So today I’m setting out into some unfamiliar territory. This summer will mark seven years in my present pastoral role, and my church has generously offered me a three-month sabbatical. I’ve seen friends and colleagues take sabbaticals over the years and always wondered what one of these actually looks and feels like. I’m about to find out. It felt a bit strange when I turned out the lights and walked out the church door yesterday afternoon. It was a good strange, don’t get me wrong! It had been a lovely service where I was blessed on my way with good words, warm hearts, and delicious food. But still. Strange. Read more
I made a rather remarkable discovery yesterday. Well, remarkable to me, at any rate.
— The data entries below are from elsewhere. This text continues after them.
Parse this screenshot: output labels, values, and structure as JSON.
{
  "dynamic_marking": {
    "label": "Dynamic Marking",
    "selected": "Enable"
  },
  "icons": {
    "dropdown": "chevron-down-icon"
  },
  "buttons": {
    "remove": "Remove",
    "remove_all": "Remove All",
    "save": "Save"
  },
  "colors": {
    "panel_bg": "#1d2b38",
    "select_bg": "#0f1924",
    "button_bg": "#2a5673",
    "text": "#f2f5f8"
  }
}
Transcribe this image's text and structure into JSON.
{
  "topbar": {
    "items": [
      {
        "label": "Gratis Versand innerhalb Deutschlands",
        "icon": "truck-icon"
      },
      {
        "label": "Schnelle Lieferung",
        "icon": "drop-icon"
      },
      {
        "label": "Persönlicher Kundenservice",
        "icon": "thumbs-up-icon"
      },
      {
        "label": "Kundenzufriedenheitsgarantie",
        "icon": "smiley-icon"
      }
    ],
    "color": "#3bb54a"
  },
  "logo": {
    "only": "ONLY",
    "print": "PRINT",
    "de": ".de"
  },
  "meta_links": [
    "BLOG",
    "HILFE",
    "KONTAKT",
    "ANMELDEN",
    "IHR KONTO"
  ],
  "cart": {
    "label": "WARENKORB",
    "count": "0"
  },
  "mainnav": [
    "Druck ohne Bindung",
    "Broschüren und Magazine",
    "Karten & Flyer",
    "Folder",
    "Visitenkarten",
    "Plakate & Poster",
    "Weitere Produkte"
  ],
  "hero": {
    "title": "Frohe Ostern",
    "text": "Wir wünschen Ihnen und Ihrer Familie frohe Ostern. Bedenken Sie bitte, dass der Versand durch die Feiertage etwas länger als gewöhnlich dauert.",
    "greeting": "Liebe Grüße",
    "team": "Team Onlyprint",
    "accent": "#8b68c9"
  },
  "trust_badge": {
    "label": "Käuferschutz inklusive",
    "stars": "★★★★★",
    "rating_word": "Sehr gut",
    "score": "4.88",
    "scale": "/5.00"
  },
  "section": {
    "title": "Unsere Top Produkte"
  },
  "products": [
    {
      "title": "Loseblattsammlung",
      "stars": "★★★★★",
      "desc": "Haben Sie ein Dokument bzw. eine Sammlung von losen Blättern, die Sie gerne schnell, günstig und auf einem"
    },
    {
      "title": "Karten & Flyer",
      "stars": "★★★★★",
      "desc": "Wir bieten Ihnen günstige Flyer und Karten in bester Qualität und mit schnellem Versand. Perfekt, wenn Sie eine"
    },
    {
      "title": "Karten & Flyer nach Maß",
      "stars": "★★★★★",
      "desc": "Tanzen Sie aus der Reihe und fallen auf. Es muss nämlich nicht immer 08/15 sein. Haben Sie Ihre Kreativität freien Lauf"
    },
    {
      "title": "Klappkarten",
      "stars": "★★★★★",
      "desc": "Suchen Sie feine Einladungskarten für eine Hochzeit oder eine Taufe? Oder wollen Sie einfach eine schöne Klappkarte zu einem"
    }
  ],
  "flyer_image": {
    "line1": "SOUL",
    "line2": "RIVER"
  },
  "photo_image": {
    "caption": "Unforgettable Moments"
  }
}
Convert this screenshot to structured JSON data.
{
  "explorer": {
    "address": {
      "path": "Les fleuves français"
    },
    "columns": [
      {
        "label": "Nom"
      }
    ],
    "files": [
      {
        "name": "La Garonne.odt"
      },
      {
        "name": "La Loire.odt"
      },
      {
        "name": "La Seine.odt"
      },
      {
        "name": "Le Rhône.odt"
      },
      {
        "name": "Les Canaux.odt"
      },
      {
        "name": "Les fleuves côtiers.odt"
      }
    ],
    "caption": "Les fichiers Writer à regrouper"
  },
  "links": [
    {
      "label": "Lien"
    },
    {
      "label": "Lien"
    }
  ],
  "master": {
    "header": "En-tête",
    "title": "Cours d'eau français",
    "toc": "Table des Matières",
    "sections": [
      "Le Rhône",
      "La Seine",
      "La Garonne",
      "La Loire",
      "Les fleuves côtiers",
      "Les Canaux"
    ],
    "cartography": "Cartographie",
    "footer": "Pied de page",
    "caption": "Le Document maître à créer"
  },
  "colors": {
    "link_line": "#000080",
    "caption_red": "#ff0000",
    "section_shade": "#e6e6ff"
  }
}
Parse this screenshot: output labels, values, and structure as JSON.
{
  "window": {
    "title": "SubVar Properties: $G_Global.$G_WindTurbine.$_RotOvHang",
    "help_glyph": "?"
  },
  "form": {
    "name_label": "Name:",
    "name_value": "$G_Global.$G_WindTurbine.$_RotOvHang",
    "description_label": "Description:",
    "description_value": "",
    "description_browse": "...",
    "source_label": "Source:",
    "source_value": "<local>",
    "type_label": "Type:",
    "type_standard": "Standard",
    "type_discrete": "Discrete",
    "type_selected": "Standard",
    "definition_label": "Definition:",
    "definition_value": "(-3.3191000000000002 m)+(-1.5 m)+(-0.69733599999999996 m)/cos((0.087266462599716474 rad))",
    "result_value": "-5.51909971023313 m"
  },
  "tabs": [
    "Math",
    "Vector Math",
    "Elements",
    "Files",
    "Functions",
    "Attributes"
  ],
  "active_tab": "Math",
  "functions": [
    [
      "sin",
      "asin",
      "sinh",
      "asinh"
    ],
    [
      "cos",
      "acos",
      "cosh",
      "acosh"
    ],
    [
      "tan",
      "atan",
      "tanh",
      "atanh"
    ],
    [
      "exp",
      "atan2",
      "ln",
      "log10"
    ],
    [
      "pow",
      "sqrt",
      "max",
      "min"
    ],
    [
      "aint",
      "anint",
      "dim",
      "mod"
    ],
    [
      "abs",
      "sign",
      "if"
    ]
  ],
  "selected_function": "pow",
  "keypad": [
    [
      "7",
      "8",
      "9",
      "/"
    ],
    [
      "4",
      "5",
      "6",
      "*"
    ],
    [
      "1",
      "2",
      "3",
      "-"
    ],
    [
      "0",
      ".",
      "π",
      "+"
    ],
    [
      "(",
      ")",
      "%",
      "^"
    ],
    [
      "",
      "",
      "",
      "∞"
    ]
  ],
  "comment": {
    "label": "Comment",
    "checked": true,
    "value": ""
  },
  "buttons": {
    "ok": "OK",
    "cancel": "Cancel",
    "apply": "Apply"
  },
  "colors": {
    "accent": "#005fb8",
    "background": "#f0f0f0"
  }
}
I have only preached one sermon on the parable of the lost (or prodigal) son in ten years (and that was seven years ago). This surprised me because it’s one of my favourite stories that Jesus tells. I’ve written about it a fair bit on this blog. I’ve described it in pretty breathless terms. But I haven’t preached on it much. This seems a rather glaring omission. Read more
Last night our little church had the opportunity to hear from what is a bit of a rarity in southern Alberta: a Syrian Orthodox priest. We have a connection with Father Lukas Awad that goes back three years. I first met him when he was touring the province with a group connected to MCC Alberta. Through a series of events, this initial meeting led to our group of churches sponsoring families from his parish in Homs that were refugees in Lebanon at the time. Father Lukas has thirteen families from his parish scattered throughout the province of Alberta, including six here in Lethbridge. Read more
Richard Beck is a blogger that I have been reading for quite a while now. He’s a psychology professor and “progressive Christian,” although he seems to have a level of distaste for the term that approaches my own. He has, in my experience, an ability that is rare among progressives—the ability to be unflinchingly self-critical and to acknowledge the challenges and inconsistencies that are bound up with many forms of “progressive Christianity.” His recent nine part series “On Tribes and Community” should be required reading for anyone interested in how faith communities are formed and maintained, and how our cultural and ideological context works against this. Read more
I’ve been reading Alan Jacobs’ little book How to Think over the last few days. It doesn’t contain anything particularly new, but it has been yet another reminder of just how bad at thinking we often are and are becoming, particularly in the digital age. Jacobs does not paint a flattering portrait. Reactionary ideological sloganeering easily and often replaces careful, nuanced thinking about difficult issues. More often than not, the things we think are determined less by actual investigation and weighing of evidence than by our need for social belonging and our desire to have an “other” to define ourselves in opposition to. We are yanked around by emotional reactions and impulses and then tell a rational story to reframe our views as the result of logical analysis. We are masters at lying to ourselves about why we think the things we do, at taking shortcuts when we can’t be bothered to deal with complexity, and at regurgitating platitudes in the confident expectation that this will be affirmed by the people we seek to impress and the groups we hope to belong to. All in all, according to Jacobs, we’re not nearly as good at thinking as we think we are. Read more